The mind-to-movement system that allows a quadriplegic man to control a computer using only his thoughts is a scientific milestone. It was reached, in large part, through the brain gate system. This system has become a boon to the paralyzed. The BrainGate System is based on Cyber kinetics platform technology to sense, transmit, and analyze and apply the language of neurons. The principle of operation behind the BrainGate System is that with intact brain function, brain signals are generated even though they are not sent to the arms, hands and legs. The signals are interpreted and translated into cursor movements, offering the user an alternate Brain Gate pathway to control a computer with thought, just as individuals who have the ability to move their hands use a mouse. The 'Brain Gate' contains tiny spikes that will extend down about one millimeter into the brain after being implanted beneath the skull, monitoring the activity from a small group of neurons.

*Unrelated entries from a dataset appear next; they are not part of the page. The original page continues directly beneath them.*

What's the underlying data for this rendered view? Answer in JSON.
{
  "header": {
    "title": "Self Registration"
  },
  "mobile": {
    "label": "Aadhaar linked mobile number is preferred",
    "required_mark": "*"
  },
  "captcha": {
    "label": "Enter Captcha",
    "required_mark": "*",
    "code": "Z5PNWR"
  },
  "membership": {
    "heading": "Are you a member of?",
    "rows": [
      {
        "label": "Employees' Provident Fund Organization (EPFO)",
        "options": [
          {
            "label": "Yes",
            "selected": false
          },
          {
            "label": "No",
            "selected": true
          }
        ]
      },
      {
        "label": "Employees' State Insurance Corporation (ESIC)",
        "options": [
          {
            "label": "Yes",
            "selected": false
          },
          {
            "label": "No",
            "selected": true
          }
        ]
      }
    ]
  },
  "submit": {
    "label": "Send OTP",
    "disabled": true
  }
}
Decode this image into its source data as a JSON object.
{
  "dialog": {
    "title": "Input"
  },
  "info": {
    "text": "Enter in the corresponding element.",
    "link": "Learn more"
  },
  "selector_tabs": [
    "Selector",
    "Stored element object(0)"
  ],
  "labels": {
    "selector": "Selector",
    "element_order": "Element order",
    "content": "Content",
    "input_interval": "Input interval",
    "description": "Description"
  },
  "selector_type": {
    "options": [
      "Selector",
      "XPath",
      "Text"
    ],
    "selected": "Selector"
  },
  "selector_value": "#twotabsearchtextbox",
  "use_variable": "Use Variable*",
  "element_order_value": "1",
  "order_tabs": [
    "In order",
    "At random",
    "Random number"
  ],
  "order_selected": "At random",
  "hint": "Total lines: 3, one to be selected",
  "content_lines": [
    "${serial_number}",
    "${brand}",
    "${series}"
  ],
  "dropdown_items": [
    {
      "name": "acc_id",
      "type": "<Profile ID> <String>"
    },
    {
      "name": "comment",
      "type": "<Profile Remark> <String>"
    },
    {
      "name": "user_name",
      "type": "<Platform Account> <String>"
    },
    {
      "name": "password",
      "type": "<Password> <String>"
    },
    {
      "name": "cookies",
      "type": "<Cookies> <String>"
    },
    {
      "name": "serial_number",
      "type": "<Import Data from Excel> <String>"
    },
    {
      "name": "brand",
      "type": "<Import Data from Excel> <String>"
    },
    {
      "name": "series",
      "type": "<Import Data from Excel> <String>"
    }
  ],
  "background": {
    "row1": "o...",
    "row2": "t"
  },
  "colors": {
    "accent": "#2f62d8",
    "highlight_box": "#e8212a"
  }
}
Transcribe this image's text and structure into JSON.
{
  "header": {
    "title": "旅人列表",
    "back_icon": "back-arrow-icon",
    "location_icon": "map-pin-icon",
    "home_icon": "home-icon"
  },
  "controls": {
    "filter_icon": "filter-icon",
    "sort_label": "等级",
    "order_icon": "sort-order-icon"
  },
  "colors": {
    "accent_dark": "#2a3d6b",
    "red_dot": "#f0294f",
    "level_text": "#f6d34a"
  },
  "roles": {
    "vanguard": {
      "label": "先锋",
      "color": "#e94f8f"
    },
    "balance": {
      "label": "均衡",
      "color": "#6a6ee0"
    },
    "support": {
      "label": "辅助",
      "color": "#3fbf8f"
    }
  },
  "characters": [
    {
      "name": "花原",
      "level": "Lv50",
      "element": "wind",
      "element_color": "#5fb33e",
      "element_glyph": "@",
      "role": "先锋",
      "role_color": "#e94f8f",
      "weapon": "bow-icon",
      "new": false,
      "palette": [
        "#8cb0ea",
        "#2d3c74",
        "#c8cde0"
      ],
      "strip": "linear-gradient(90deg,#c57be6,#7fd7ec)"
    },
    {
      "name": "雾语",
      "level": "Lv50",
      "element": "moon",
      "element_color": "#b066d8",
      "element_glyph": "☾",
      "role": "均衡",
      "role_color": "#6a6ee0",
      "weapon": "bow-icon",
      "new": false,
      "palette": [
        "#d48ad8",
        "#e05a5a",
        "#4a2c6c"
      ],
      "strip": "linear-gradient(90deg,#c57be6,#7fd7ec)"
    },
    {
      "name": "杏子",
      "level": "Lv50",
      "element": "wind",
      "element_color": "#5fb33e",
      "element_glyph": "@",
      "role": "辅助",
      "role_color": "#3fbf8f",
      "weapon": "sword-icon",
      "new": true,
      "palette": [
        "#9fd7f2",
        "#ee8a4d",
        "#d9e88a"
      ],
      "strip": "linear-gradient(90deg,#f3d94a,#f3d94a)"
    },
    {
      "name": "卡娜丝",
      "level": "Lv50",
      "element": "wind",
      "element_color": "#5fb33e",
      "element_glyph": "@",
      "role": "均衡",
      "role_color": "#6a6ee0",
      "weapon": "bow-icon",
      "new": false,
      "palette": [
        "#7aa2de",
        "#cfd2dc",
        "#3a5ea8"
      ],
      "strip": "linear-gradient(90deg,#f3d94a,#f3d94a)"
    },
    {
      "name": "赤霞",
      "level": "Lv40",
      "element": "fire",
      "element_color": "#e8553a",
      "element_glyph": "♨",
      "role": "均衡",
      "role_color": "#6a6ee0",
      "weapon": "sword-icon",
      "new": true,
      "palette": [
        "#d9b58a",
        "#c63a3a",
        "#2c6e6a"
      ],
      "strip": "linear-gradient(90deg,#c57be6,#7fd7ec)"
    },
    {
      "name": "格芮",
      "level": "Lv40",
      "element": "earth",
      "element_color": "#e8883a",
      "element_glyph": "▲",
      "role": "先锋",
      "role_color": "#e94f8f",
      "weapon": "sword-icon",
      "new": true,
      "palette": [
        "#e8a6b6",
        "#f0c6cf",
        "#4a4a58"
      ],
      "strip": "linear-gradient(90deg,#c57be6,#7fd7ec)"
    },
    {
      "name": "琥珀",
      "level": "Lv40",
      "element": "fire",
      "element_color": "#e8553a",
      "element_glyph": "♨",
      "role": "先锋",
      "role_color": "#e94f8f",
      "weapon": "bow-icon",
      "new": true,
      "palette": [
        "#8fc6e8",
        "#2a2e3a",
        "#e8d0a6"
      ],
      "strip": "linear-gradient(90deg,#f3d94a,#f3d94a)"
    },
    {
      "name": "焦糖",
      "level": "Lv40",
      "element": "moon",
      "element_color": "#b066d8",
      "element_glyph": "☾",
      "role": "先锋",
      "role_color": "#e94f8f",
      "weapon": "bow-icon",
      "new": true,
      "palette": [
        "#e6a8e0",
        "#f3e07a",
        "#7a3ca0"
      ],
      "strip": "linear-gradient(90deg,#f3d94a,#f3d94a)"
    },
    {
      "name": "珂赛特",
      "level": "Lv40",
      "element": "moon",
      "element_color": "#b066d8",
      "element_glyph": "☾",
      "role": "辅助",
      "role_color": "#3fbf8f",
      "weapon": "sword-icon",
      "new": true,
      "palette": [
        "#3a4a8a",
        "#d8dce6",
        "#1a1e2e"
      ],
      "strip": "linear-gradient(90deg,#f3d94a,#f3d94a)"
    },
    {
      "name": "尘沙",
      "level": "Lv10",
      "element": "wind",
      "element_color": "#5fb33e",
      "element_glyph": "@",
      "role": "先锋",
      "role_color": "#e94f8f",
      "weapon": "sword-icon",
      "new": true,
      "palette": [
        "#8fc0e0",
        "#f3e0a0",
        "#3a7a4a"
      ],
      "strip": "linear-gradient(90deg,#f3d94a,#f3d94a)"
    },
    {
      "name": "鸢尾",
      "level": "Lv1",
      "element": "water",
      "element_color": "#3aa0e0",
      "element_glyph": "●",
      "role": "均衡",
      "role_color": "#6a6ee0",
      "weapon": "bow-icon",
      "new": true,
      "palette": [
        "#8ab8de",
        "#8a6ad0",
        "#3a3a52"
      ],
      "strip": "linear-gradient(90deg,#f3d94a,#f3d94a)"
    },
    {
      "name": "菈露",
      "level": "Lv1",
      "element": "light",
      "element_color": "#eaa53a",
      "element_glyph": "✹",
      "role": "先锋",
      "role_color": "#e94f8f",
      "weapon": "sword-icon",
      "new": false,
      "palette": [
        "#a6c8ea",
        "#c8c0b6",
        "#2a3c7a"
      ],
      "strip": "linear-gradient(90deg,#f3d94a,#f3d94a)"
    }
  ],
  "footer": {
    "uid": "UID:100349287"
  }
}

It will now be possible for a patient with spinal cord injury to produce brain signals that relay the intention of moving the paralyzed limbs, as signals to an implanted sensor, which is then output as electronic impulses.
These impulses enable the user to operate mechanical devices with the help of a computer cursor. MatthewNagle, 25-year old Massachusetts man with a severe spinal cord injury, has been paralyzed from the neck down since 2001.After taking part in a clinical trial of this system; he has opened e-mail, switched TV channels, turned on lights. He even moved a robotic hand from his wheelchair. This marks the first time that neural movement signals have been recorded and decoded in a human with spinal cord injury. The system is also the first to allow a human to control his surrounding environment using his mind.